Their rivals are lining up at the gate while Rome burns at home
The Israeli Government of Prime Minister Binyamin Netanyahu seems to be on a one way ticket to oblivion. His right-wing hawkish stances are jeopardizing peace in a region where the Arab Spring is still going strong heading into autumn. To make things worse, hundreds of thousands of Israelis have been protesting Israel’s socio-economic problems.
The UN recently released its report into Israel’s raid of the Gaza-bound ship in which nine Turkish demonstrators were killed last year. The 105-page report stated that Israel’s actions were “excessive and unreasonable.” Turkey has since downgraded diplomatic ties with Israel, expelling the Israeli ambassador and suspending military co-operation between the countries because of the lack of an apology from the Netanyahu Government. Turkey has been at peace with Israel since 1948.

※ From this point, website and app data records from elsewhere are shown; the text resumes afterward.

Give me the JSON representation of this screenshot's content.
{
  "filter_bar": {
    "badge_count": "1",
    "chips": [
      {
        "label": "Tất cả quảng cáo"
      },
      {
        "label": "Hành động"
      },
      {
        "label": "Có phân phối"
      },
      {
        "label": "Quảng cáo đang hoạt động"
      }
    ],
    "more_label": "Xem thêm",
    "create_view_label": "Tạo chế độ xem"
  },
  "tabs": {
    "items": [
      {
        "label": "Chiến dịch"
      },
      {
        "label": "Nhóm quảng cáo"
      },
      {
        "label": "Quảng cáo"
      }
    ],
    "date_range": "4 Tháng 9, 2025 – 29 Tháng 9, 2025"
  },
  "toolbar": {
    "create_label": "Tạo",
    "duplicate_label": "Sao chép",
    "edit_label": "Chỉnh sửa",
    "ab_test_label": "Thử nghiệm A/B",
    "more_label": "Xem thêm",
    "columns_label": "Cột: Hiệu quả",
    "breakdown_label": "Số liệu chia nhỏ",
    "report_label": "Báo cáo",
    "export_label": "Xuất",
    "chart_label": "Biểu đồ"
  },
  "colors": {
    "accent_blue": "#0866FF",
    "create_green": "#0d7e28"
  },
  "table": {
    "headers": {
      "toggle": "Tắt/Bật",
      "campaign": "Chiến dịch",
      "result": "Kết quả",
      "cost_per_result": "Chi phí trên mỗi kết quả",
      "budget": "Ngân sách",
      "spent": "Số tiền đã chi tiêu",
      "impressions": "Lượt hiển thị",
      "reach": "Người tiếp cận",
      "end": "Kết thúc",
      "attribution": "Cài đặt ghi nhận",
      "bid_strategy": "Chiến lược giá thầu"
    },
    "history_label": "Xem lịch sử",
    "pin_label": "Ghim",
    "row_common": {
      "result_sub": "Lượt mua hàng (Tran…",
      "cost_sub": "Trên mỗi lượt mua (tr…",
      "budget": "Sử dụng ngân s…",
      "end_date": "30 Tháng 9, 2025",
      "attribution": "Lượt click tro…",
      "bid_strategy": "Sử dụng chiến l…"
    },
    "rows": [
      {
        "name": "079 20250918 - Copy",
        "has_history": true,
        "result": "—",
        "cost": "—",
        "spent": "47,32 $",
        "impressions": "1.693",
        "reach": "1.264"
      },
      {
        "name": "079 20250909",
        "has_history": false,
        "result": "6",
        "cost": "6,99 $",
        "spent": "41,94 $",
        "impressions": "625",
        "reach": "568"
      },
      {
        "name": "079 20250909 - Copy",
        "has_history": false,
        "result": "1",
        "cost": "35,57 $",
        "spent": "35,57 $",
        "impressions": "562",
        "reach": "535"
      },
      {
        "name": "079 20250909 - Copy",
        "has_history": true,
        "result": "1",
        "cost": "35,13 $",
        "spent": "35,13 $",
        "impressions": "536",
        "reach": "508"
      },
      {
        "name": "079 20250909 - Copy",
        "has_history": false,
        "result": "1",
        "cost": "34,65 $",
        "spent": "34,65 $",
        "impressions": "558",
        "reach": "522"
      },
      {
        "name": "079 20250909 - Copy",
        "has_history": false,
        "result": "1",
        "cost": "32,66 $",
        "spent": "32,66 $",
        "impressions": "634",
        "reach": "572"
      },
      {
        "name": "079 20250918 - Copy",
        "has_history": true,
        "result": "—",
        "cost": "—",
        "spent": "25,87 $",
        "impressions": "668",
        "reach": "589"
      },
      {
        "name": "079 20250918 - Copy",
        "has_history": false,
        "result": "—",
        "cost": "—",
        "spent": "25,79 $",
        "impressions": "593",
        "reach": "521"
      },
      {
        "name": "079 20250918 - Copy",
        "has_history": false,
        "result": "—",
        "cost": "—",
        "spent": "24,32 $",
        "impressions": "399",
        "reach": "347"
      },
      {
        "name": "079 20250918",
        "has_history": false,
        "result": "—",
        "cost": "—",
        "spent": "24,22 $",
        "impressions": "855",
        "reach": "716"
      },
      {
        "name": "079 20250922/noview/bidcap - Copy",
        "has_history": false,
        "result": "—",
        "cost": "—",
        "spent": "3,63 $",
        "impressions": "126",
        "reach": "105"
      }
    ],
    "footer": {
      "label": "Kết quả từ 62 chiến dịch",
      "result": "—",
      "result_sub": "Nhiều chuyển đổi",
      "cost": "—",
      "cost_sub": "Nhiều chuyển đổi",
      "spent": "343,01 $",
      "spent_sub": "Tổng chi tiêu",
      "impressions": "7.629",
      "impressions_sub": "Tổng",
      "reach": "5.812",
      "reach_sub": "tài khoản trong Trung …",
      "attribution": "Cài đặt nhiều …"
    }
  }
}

On another front, the Arab Spring has so far seen the overthrow of several long time autocracies including that of long time Israeli ally Hosni Mubarak of Egypt. Most Egyptians are sympathetic to the Palestinian cause, but still recognize Israel’s right to exist and have no desire for confrontation unless provoked.
Two weeks ago while chasing down Palestinian militants, the IDF accidently killed four Egyptian soldiers and police officers patrolling the border. Egypt recalled their ambassador to Israel in response putting a strain on a peace agreement in effect since 1979’s Camp David peace treaty. The damage could yet be worse if Israel’s perceived aggression plays out in Egypt’s upcoming elections.
Israel’s tangible rapport with Syria will end as soon as President Bashar al-Assad goes down the same road as Mubarak. He has no love for Israel, but he has been a force for stability on Syria and Lebanon’s border with Israel. This leaves only Jordan with a strong peace treaty and even that is a little shaky.
Prime Minister Netanyahu and his right wing coalition is moving closer and closer to bringing the country back decades in foreign policy and all on the heels of a vote on Palestinian Statehood at the United Nations.
Netanyahu is of course vehemently against a UN vote and says that if they dare to take their case to the United Nations he may declare the Oslo agreement of 1993 null and void, meaning they would be enemies once again. People don’t remember the noteworthy aspect of that agreement; Israel had recognized Palestinian rights and the PLO recognized Israel’s right to exist. I can’t help but ponder how many of Israel’s current problems would be helped by a “Yes” voteâ€¦ of course that’s only if Israel acknowledges it.
The truth is, Netanyahu would rather sacrifice years of progress by maintaining the status quo in order to keep the settlers and religious base happy. His ideology is now starting to weigh in on the domestic side as well; his Tea Party-style economics are driving hundreds of thousands into the streets in protest.
A half-million people took to the streets on Saturday in various Israeli cities to complain about huge housing prices, privatization (Israel’s once heavily state-run economy has been heavily privatized) and government pervaded commercial corruption. The protests are going into their third month with nothing more than a non-binding inquiry into the country’s domestic problems.
It would seem to me that Netanyahu is doing everything in his power to avoid peace when it is clearly in his best interest (and everyone else’s for that matter). Imagine taking all that money in aid and investing it in its own people instead of bombs, fences and illegal settlements. They have yet to truly acknowledge this point, but I wonder how many of those protesters realize it.